Data about app and page elements:
= = = = =
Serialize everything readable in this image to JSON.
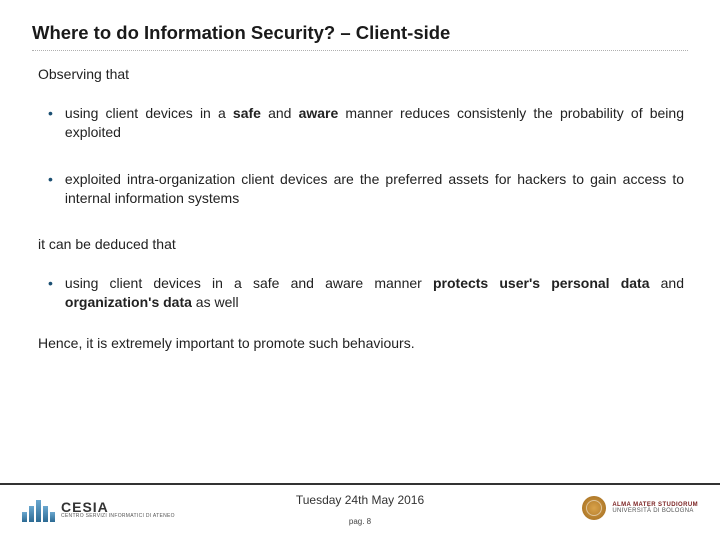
{
  "title": "Where to do Information Security? – Client-side",
  "lead": "Observing that",
  "bullets": {
    "b1_pre": "using client devices in a ",
    "b1_bold1": "safe",
    "b1_mid": " and ",
    "b1_bold2": "aware",
    "b1_post": " manner reduces consistenly the probability of being exploited",
    "b2": "exploited intra-organization client devices are the preferred assets for hackers to gain access to internal information systems",
    "b3_pre": "using client devices in a safe and aware manner ",
    "b3_bold1": "protects user's personal data",
    "b3_mid2": " and ",
    "b3_bold2": "organization's data",
    "b3_post": " as well"
  },
  "mid": "it can be deduced that",
  "closing": "Hence, it is extremely important to promote such behaviours.",
  "footer": {
    "date": "Tuesday 24th May 2016",
    "pag": "pag. 8"
  },
  "logos": {
    "left_name": "CESIA",
    "left_sub": "CENTRO SERVIZI INFORMATICI DI ATENEO",
    "right_l1": "ALMA MATER STUDIORUM",
    "right_l2": "UNIVERSITÀ DI BOLOGNA"
  }
}
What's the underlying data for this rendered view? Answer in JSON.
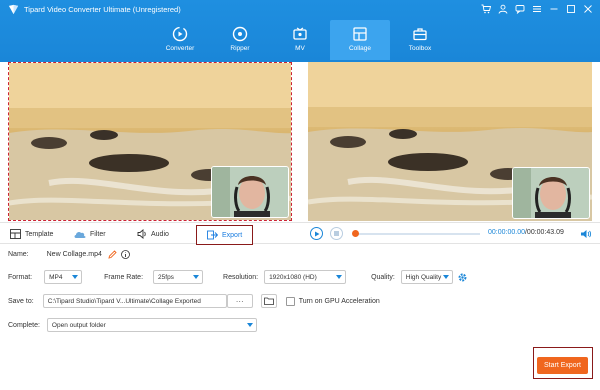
{
  "app": {
    "title": "Tipard Video Converter Ultimate (Unregistered)"
  },
  "nav": {
    "items": [
      {
        "label": "Converter",
        "active": false
      },
      {
        "label": "Ripper",
        "active": false
      },
      {
        "label": "MV",
        "active": false
      },
      {
        "label": "Collage",
        "active": true
      },
      {
        "label": "Toolbox",
        "active": false
      }
    ]
  },
  "tabs": {
    "template": "Template",
    "filter": "Filter",
    "audio": "Audio",
    "export": "Export"
  },
  "player": {
    "current": "00:00:00.00",
    "total": "/00:00:43.09",
    "progress": 0.0
  },
  "settings": {
    "name_label": "Name:",
    "name_value": "New Collage.mp4",
    "format_label": "Format:",
    "format_value": "MP4",
    "framerate_label": "Frame Rate:",
    "framerate_value": "25fps",
    "resolution_label": "Resolution:",
    "resolution_value": "1920x1080 (HD)",
    "quality_label": "Quality:",
    "quality_value": "High Quality",
    "saveto_label": "Save to:",
    "saveto_value": "C:\\Tipard Studio\\Tipard V...Ultimate\\Collage Exported",
    "browse_label": "···",
    "gpu_label": "Turn on GPU Acceleration",
    "complete_label": "Complete:",
    "complete_value": "Open output folder"
  },
  "actions": {
    "start_export": "Start Export"
  },
  "colors": {
    "header": "#1a86d8",
    "accent": "#f0661e",
    "highlight_border": "#8a1a1a"
  }
}
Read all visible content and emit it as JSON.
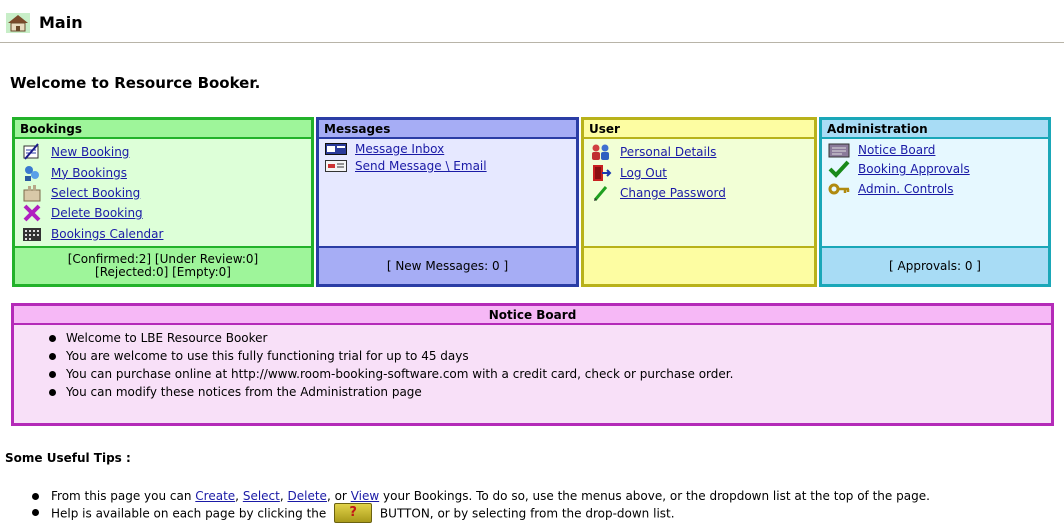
{
  "header": {
    "title": "Main",
    "icon": "home-icon"
  },
  "welcome": "Welcome to Resource Booker.",
  "bookings": {
    "title": "Bookings",
    "items": [
      {
        "label": "New Booking",
        "icon": "new-booking-icon"
      },
      {
        "label": "My Bookings",
        "icon": "my-bookings-icon"
      },
      {
        "label": "Select Booking",
        "icon": "select-booking-icon"
      },
      {
        "label": "Delete Booking",
        "icon": "delete-booking-icon"
      },
      {
        "label": "Bookings Calendar",
        "icon": "calendar-icon"
      }
    ],
    "footer_line1": "[Confirmed:2] [Under Review:0]",
    "footer_line2": "[Rejected:0] [Empty:0]"
  },
  "messages": {
    "title": "Messages",
    "items": [
      {
        "label": "Message Inbox",
        "icon": "inbox-icon"
      },
      {
        "label": "Send Message \\ Email",
        "icon": "send-email-icon"
      }
    ],
    "footer": "[ New Messages: 0 ]"
  },
  "user": {
    "title": "User",
    "items": [
      {
        "label": "Personal Details",
        "icon": "users-icon"
      },
      {
        "label": "Log Out",
        "icon": "logout-icon"
      },
      {
        "label": "Change Password",
        "icon": "pencil-icon"
      }
    ],
    "footer": ""
  },
  "admin": {
    "title": "Administration",
    "items": [
      {
        "label": "Notice Board",
        "icon": "notice-board-icon"
      },
      {
        "label": "Booking Approvals",
        "icon": "checkmark-icon"
      },
      {
        "label": "Admin. Controls",
        "icon": "key-icon"
      }
    ],
    "footer": "[ Approvals: 0 ]"
  },
  "notice": {
    "title": "Notice Board",
    "items": [
      "Welcome to LBE Resource Booker",
      "You are welcome to use this fully functioning trial for up to 45 days",
      "You can purchase online at http://www.room-booking-software.com with a credit card, check or purchase order.",
      "You can modify these notices from the Administration page"
    ]
  },
  "tips": {
    "title": "Some Useful Tips :",
    "line1_prefix": "From this page you can",
    "link_create": "Create",
    "link_select": "Select",
    "link_delete": "Delete",
    "sep1": ",",
    "sep2": ",",
    "sep3": ", or",
    "link_view": "View",
    "line1_suffix": "your Bookings. To do so, use the menus above, or the dropdown list at the top of the page.",
    "line2_prefix": "Help is available on each page by clicking the",
    "help_button_label": "?",
    "line2_suffix": "BUTTON, or by selecting from the drop-down list."
  }
}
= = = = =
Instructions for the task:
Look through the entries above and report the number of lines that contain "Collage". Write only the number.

Output for this exercise:
3